### [TASK OBJECTIVE]
Locate all lines in the data below that hold "what" and show them.

Content starts

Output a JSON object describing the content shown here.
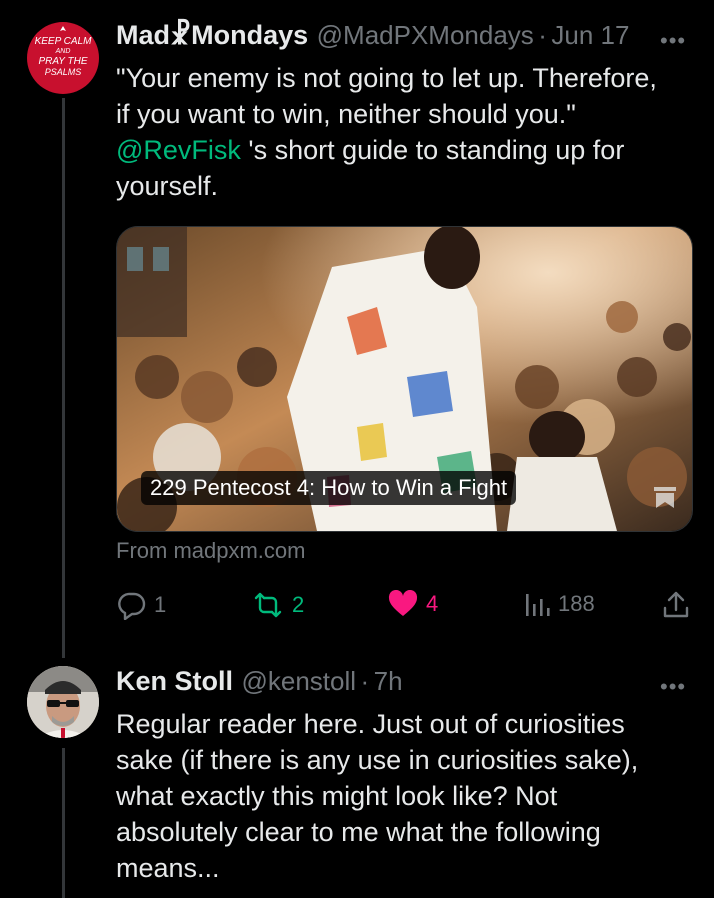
{
  "tweet1": {
    "avatar_text": [
      "KEEP CALM",
      "AND",
      "PRAY THE",
      "PSALMS"
    ],
    "display_name": "Mad☧Mondays",
    "handle": "@MadPXMondays",
    "separator": "·",
    "date": "Jun 17",
    "more_label": "•••",
    "text_line1": "\"Your enemy is not going to let up. Therefore,",
    "text_line2": "if you want to win, neither should you.\"",
    "mention": "@RevFisk",
    "text_after_mention": " 's short guide to standing up for",
    "text_line4": "yourself.",
    "card": {
      "title": "229 Pentecost 4: How to Win a Fight",
      "source": "From madpxm.com"
    },
    "actions": {
      "replies": "1",
      "reposts": "2",
      "likes": "4",
      "views": "188"
    }
  },
  "tweet2": {
    "display_name": "Ken Stoll",
    "handle": "@kenstoll",
    "separator": "·",
    "time": "7h",
    "more_label": "•••",
    "lines": [
      "Regular reader here. Just out of curiosities",
      "sake (if there is any use in curiosities sake),",
      "what exactly this might look like? Not",
      "absolutely clear to me what the following",
      "means..."
    ]
  },
  "colors": {
    "background": "#000000",
    "text": "#e7e9ea",
    "muted": "#71767b",
    "mention": "#00ba7c",
    "repost": "#00ba7c",
    "like": "#f91880",
    "avatar_red": "#c8102e"
  },
  "icons": [
    "reply-icon",
    "repost-icon",
    "heart-icon",
    "views-icon",
    "share-icon",
    "bookmark-icon"
  ]
}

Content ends

### [ANSWER TO THIS EXERCISE]
      "what exactly this might look like? Not",
      "absolutely clear to me what the following",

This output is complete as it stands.